Magnetic Resonance Imaging in Radiation Oncology
Dose painting for prostate cancer
The research in prostate cancer focuses on improvement of biochemical disease-free survival after radiotherapy by focal dose escalation to the tumors inside the prostate gland. We initiated the FLAME trial, a multi-center phase III randomized trial. In this study, a focal boost to the visible tumor inside the prostate to a dose of 95 Gy was given and compared to the standard treatment of 77 Gy to the prostate gland. In total 571 patients have been randomized in four institutes. The underlying hypothesis of the trial is that at a standard dose patients with high-risk disease may experience metastatic failure because of undertreatment of the primary tumor.
Toxicity results were published recently and showed no increase in toxicity in the study arm.Results of the primary endpoint, 5 year biochemical disease-free survival, will be available later in 2020.
For translation of the FLAME technique to routine clinical practice, guidelines for tumor delineation and for treatment planning are necessary. We investigated the high interobserver variability in tumor delineation and developed therefore a logistical regression model predicting the likelihood of cancer presence in a voxel-by-voxel manner. To allow rapid estimation of the achievable boost dose for individual patients, we developed a knowledge-based planning model based on the location of the tumor in the prostate relative to the surrounding anatomy.

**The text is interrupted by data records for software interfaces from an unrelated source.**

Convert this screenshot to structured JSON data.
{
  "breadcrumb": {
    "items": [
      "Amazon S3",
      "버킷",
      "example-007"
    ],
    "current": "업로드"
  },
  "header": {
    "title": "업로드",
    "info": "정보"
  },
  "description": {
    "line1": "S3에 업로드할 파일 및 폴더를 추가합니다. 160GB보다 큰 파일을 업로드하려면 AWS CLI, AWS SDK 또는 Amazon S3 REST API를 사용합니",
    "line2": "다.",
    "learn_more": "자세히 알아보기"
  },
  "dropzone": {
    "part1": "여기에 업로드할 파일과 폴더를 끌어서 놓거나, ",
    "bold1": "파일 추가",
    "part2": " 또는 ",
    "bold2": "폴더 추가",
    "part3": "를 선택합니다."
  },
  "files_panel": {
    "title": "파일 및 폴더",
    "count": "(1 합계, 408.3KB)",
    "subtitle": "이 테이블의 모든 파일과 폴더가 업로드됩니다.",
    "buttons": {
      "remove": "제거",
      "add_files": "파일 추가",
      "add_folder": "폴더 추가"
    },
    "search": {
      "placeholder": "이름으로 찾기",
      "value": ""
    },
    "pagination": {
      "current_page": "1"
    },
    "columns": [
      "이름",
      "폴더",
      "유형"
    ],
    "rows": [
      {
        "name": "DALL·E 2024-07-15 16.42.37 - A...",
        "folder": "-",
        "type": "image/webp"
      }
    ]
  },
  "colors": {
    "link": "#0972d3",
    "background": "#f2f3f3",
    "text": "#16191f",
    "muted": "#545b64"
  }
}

To enable a pattern-of-failure analysis, we image patients with recurrent prostate cancer (Pca) with PET and/or multi-parametric (mp-)MRI to delineate local recurrences. We trained a tumor probability model for recurrent cancer based on mp-MRI on a cohort of patients with recurrent PCa. The model was tested on another cohort of patients who received salvage prostatectomy, allowing for whole-mount section histological validation of the model predictions. The model achieved an accuracy of automatically derived tumor delineations that was comparable to delinations by trained radiologists.
Quantitative MRI for radiotherapy
While many imaging biomarker studies have been conducted to establish their prognostic value after radiotherapy, the vast majority of studies is small and the methodology between studies varies widely. On the Unity MR-linac system patients receive an MRI as part of each treatment fraction. Acquisition of quantitative MRI sequences is feasible without prolonging the treatment time. This makes the Unity system uniquely suitable for MRI biomarker studies for response assessment. Within the MR-linac consortium, we established the feasibility of multi-parametric MRI on the Unity system, applying relaxometry, diffusion-weighted MRI and dynamic contrast-enhanced MRI during a radiation treatment session. The repeatability of these quantitative techniques was measured in a study with 4 centers and showed results consistent with diagnostic MRI scanners.
Within the MR-linac consortium we recently formed a collaborative working group with the aim of initiating MRI biomarker studies using consistent methods for quantitative MRI.